Your task
Only lines containing "title" belong in the answer, each copied from the entries below.

Supplied entries
↓↓↓

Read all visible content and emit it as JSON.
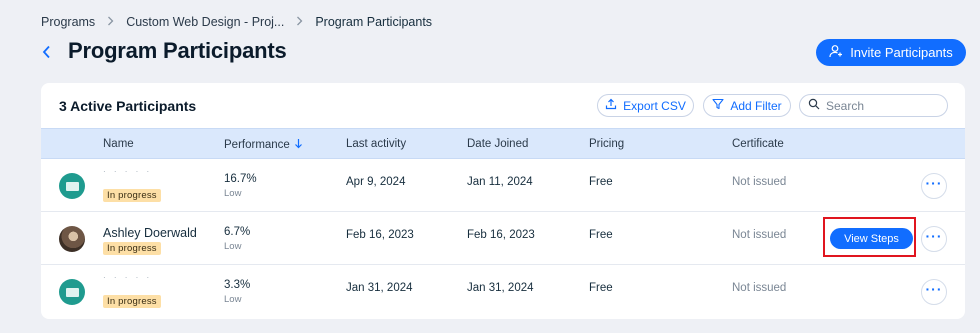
{
  "breadcrumb": {
    "items": [
      "Programs",
      "Custom Web Design - Proj...",
      "Program Participants"
    ]
  },
  "page": {
    "title": "Program Participants",
    "invite_label": "Invite Participants"
  },
  "card": {
    "title": "3 Active Participants",
    "export_label": "Export CSV",
    "filter_label": "Add Filter",
    "search_placeholder": "Search"
  },
  "table": {
    "columns": [
      "Name",
      "Performance",
      "Last activity",
      "Date Joined",
      "Pricing",
      "Certificate"
    ],
    "sort_column": "Performance",
    "rows": [
      {
        "name": "· · · · ·",
        "status": "In progress",
        "performance": "16.7%",
        "performance_level": "Low",
        "last_activity": "Apr 9, 2024",
        "date_joined": "Jan 11, 2024",
        "pricing": "Free",
        "certificate": "Not issued",
        "avatar": "default"
      },
      {
        "name": "Ashley Doerwald",
        "status": "In progress",
        "performance": "6.7%",
        "performance_level": "Low",
        "last_activity": "Feb 16, 2023",
        "date_joined": "Feb 16, 2023",
        "pricing": "Free",
        "certificate": "Not issued",
        "avatar": "photo",
        "action_label": "View Steps"
      },
      {
        "name": "· · · · ·",
        "status": "In progress",
        "performance": "3.3%",
        "performance_level": "Low",
        "last_activity": "Jan 31, 2024",
        "date_joined": "Jan 31, 2024",
        "pricing": "Free",
        "certificate": "Not issued",
        "avatar": "default"
      }
    ],
    "more_label": "···"
  },
  "colors": {
    "accent": "#116dff",
    "header_bg": "#dae8fc",
    "badge_bg": "#fddfa6",
    "highlight": "#e0151f"
  }
}
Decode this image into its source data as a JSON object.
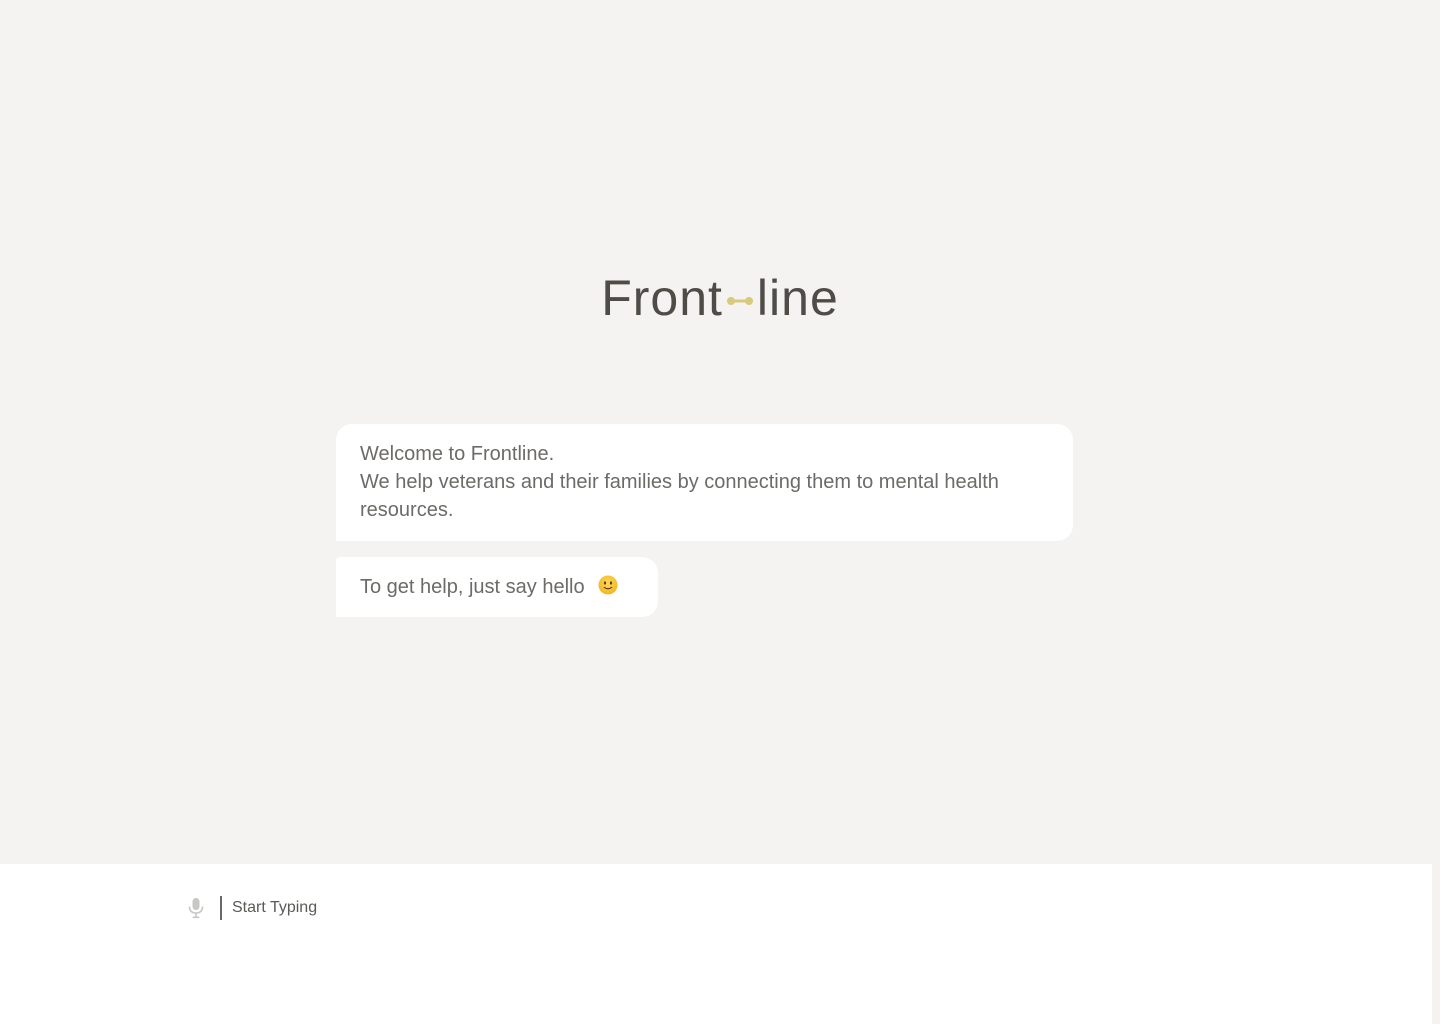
{
  "app": {
    "logo_left": "Front",
    "logo_right": "line"
  },
  "colors": {
    "background": "#f4f3f1",
    "bubble": "#ffffff",
    "text": "#6d6b67",
    "logo_text": "#4f4c47",
    "accent": "#d9c97a"
  },
  "chat": {
    "messages": [
      {
        "lines": [
          "Welcome to Frontline.",
          "We help veterans and their families by connecting them to mental health resources."
        ]
      },
      {
        "text": "To get help, just say hello",
        "emoji": "slightly-smiling-face-icon"
      }
    ]
  },
  "input": {
    "placeholder": "Start Typing",
    "value": "",
    "mic_icon": "microphone-icon"
  }
}
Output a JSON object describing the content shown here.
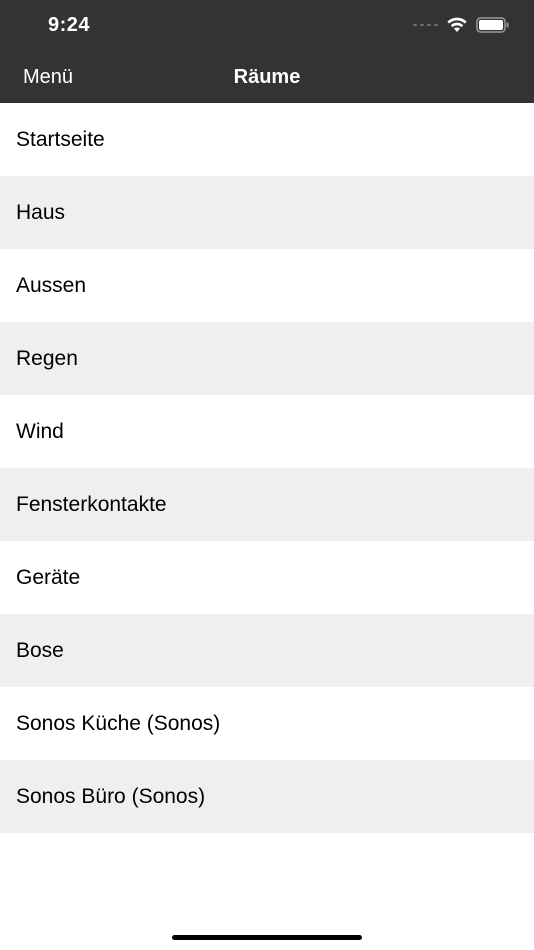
{
  "status_bar": {
    "time": "9:24"
  },
  "nav": {
    "menu_label": "Menü",
    "title": "Räume"
  },
  "rooms": [
    {
      "label": "Startseite"
    },
    {
      "label": "Haus"
    },
    {
      "label": "Aussen"
    },
    {
      "label": "Regen"
    },
    {
      "label": "Wind"
    },
    {
      "label": "Fensterkontakte"
    },
    {
      "label": "Geräte"
    },
    {
      "label": "Bose"
    },
    {
      "label": "Sonos Küche (Sonos)"
    },
    {
      "label": "Sonos Büro (Sonos)"
    }
  ],
  "icons": {
    "wifi": "wifi-icon",
    "battery": "battery-icon",
    "signal": "cellular-signal-icon"
  },
  "colors": {
    "nav_background": "#333333",
    "row_alt": "#efefef",
    "row": "#ffffff"
  }
}
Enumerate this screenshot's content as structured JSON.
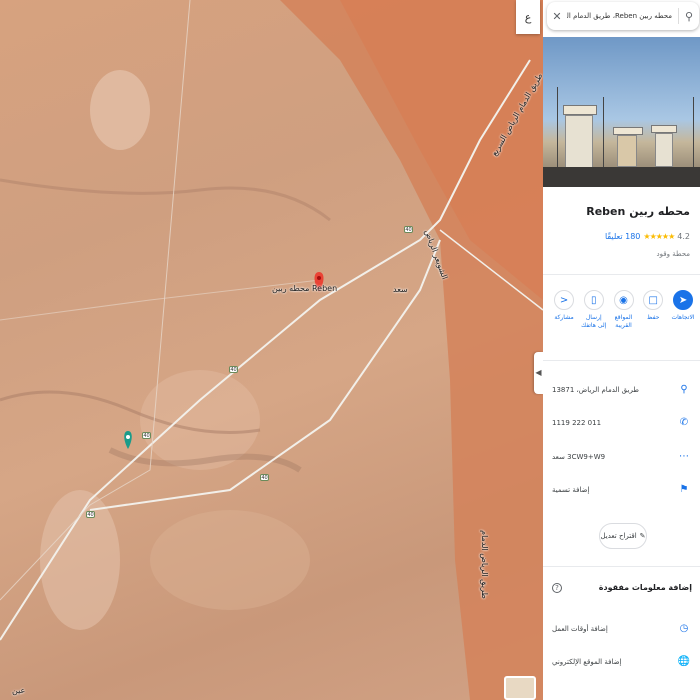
{
  "search": {
    "query": "محطه ربين Reben، طريق الدمام الرياض",
    "search_icon": "search-icon",
    "close_icon": "close-icon"
  },
  "map": {
    "language_button": "ع",
    "collapse_icon": "chevron-left-icon",
    "labels": {
      "place": "محطه ربين Reben",
      "road_ne": "طريق الدمام الرياض السريع",
      "road_e": "الشويعر الرياض",
      "road_se": "طريق الرياض الدمام",
      "small_1": "سعد",
      "small_2": "سعد",
      "bottom_left": "عين"
    },
    "shields": [
      "40",
      "40",
      "40",
      "40",
      "40"
    ]
  },
  "place": {
    "title": "محطه ربين Reben",
    "rating": "4.2",
    "stars": "★★★★★",
    "reviews": "180 تعليقًا",
    "category": "محطة وقود"
  },
  "actions": [
    {
      "label": "الاتجاهات",
      "icon": "directions-icon",
      "primary": true
    },
    {
      "label": "حفظ",
      "icon": "bookmark-icon",
      "primary": false
    },
    {
      "label": "المواقع القريبة",
      "icon": "nearby-icon",
      "primary": false
    },
    {
      "label": "إرسال إلى هاتفك",
      "icon": "send-to-phone-icon",
      "primary": false
    },
    {
      "label": "مشاركة",
      "icon": "share-icon",
      "primary": false
    }
  ],
  "info": {
    "address": "طريق الدمام الرياض، 13871",
    "phone": "011 222 1119",
    "plus_code": "3CW9+W9 سعد",
    "label": "إضافة تسمية"
  },
  "suggest_edit": "اقتراح تعديل",
  "missing": {
    "title": "إضافة معلومات مفقودة",
    "hours": "إضافة أوقات العمل",
    "website": "إضافة الموقع الإلكتروني"
  }
}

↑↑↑

Exercise solution
    "title": "Program Participants",
    "title": "3 Active Participants",
    "title": "Räume"
    "title": "محطه ربين Reben",
    "title": "إضافة معلومات مفقودة",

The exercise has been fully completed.